Fall in New England means pumpkins and apples, crisp mornings thawing into balmy afternoons, leaves changing color everywhere you look, and – best of all – scenic drives. In recent years, I’ve been testing out the fall foliage driving routes suggested by the Connecticut Department of Energy and Environmental Protection (DEEP.) After trying three Northern Connecticut fall foliage drives and two Southeastern Connecticut fall foliage drives, I’m tackling the loop that comes closest to the part of Connecticut where I first experienced the beauty of fall, happily stomping over crunchy leaves and “helping” to clean them up with a child-sized rake. At the time, I took New England’s autumnal splendor for granted, but now, like everyone else, I seek out ways to celebrate this most fleeting of seasons. This driving route is as good as any to soak up all that spectacular color before it’s gone.
As with the previous routes I’ve tested, parts of this one completely flummoxed me when I first set out with DEEP’s directions. So in this post, as in the previous posts linked above, I’m providing my own directions which are, I hope, much easier to follow. (To use DEEP’s original directions, click here.)
Western Towns Loop
DEEP calls this loop “Scenic Fairfield,” and on the map, it looks fairly straightforward. Covering approximately 115 miles, it begins in New Canaan and travels up through western Fairfield County, across the southern tip of Litchfield County, then back around.
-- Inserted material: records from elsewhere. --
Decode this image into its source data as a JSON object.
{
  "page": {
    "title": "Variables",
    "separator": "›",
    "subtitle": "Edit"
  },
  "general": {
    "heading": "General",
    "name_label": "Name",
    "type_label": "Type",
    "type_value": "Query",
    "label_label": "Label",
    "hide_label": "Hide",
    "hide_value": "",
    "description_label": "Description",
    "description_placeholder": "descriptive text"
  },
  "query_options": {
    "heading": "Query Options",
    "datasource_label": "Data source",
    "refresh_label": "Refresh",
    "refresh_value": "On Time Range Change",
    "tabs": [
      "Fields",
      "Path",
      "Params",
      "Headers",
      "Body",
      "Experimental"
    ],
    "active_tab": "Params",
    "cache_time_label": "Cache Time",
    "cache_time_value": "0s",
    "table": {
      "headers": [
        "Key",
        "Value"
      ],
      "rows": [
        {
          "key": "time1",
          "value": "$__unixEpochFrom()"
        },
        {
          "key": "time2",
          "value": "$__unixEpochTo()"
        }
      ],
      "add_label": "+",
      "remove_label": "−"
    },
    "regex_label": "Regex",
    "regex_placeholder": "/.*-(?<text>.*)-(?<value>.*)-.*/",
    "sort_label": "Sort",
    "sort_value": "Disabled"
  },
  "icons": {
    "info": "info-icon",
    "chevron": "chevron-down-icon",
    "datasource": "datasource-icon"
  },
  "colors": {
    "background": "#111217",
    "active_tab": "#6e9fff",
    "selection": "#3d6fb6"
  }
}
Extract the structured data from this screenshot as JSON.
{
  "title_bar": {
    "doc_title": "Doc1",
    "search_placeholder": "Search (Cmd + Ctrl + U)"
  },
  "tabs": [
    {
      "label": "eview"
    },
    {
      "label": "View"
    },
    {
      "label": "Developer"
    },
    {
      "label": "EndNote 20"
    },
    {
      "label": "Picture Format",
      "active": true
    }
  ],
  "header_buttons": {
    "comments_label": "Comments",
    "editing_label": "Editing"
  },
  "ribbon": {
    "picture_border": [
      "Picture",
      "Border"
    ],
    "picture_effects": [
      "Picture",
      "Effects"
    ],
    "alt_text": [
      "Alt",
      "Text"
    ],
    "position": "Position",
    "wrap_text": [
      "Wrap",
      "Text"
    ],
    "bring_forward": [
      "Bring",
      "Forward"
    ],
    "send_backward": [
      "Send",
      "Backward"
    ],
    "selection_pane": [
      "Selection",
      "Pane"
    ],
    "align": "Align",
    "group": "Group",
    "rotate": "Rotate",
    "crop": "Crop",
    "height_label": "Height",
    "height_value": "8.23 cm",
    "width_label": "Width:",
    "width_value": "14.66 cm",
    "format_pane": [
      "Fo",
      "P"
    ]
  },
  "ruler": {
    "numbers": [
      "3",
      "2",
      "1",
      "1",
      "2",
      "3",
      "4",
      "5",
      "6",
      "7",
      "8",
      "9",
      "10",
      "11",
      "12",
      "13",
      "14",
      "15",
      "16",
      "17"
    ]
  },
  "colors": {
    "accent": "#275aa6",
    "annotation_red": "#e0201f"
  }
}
But once you exit the Merritt Parkway and start driving north, it dawns on you that this one is going to take a while. Along the way, picturesque town centers and expansive lakes tempt you to linger. Numerous state parks and local nature trails beckon. You realize, as you drive, that this route cuts through some of Connecticut’s most bustling towns as well as some of its calmest farmland, and there are so many opportunities to stop and explore that it’s actually slightly overwhelming. (In a few spots there can be a lot of traffic, too, so keep that in mind when planning!) But if you leave enough time – anywhere from half a day to a long weekend, depending on how much you want to squeeze into the trip – you’ll be rewarded with a diversity of landscapes and abundant foliage. From busy New Milford and Newtown to quiet Sherman; from the well-traveled commercial routes of Danbury and Woodbury to the forgotten-feeling back roads of Roxbury, this drive is a good choice for anyone wanting to experience the variety of southwestern Connecticut. Because it passes straight through so many town centers, it’s also easy to incorporate shopping (from high end boutiques to antique shops to farm stands) and dining into your trip. And because this part of the state tends to reach its full fall color later in the season than the rest of the region, you can catch the foliage changing here long after most of New England has passed its peak.
From the Merritt Parkway (Route 15) southbound, take Exit 38. Turn left onto Route 123 North towards New Canaan. Turn right on Route 106 North, then left onto Route 7 North in Wilton and continue through Ridgefield into Danbury. Take I84 East/Route 7 North to Exit 5. Continue on Downs Street. Turn left on Main Street/Route 39, then turn right onto Golden Hill Road. Turn left onto Route 37 North towards New Fairfield. Turn right onto Route 39 North. In the center of Sherman, turn right onto Route 37, then follow it until you reach Route 7. Turn right on Route 7 South, then turn left onto Route 202/Bridge Street to cross the river into downtown New Milford. Turn right onto Route 67 East to Roxbury. (From here, you can take a right onto Route 133 to take a short detour into the center of Bridgewater.) From Route 67, stay to the left to continue on Route 317 South. In Woodbury, turn right onto Route 6 West, and follow it to I84. Take I84 West to Exit 10 to get back on Route 6 West. Turn left onto Route 25 South in Newtown. Turn right on Route 302 West. In Bethel, turn left on Route 58 South. Turn right onto Route 136 South in Easton, and follow it to get back on the Merritt in Westport.